Only the number is wanted: how many lines in the data contain "icon"?

[[ SUPPLIED DATA open ]]

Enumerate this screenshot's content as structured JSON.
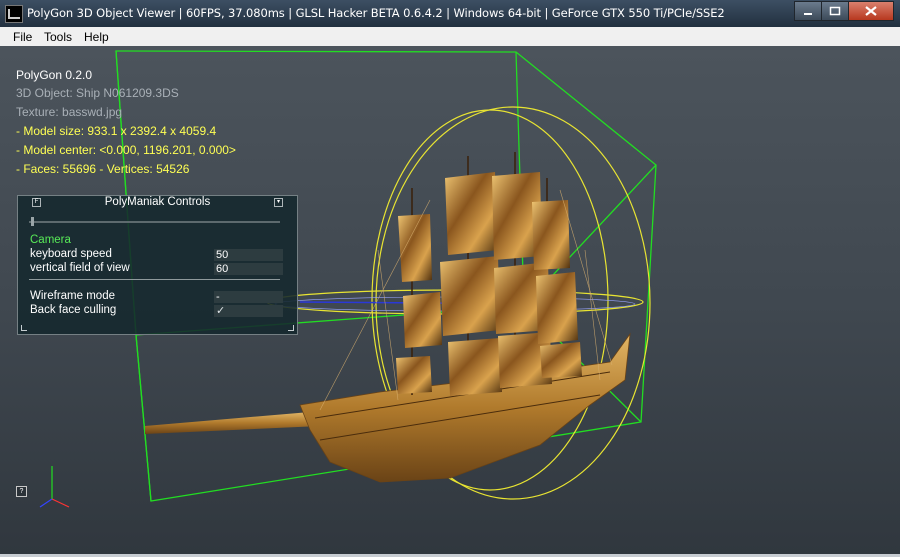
{
  "window": {
    "title": "PolyGon 3D Object Viewer | 60FPS, 37.080ms | GLSL Hacker BETA 0.6.4.2 | Windows 64-bit | GeForce GTX 550 Ti/PCIe/SSE2",
    "minimize_icon": "minimize-icon",
    "maximize_icon": "maximize-icon",
    "close_icon": "close-icon"
  },
  "menu": {
    "file": "File",
    "tools": "Tools",
    "help": "Help"
  },
  "overlay": {
    "app_name": "PolyGon 0.2.0",
    "object_line": "3D Object: Ship N061209.3DS",
    "texture_line": "Texture: basswd.jpg",
    "model_size": "- Model size:  933.1 x 2392.4 x 4059.4",
    "model_center": "- Model center:  <0.000, 1196.201, 0.000>",
    "faces_vertices": "- Faces: 55696 - Vertices: 54526"
  },
  "panel": {
    "title": "PolyManiak Controls",
    "section_camera": "Camera",
    "keyboard_speed_label": "keyboard speed",
    "keyboard_speed_value": "50",
    "fov_label": "vertical field of view",
    "fov_value": "60",
    "wireframe_label": "Wireframe mode",
    "wireframe_value": "-",
    "backface_label": "Back face culling",
    "backface_value": "✓"
  },
  "colors": {
    "overlay_yellow": "#ffff54",
    "camera_green": "#57e957",
    "bbox_green": "#22dd22",
    "sphere_yellow": "#e8e432",
    "ship_gold": "#c08a3a"
  }
}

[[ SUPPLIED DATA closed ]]

**SOLUTION FOR THIS EXERCISE**
3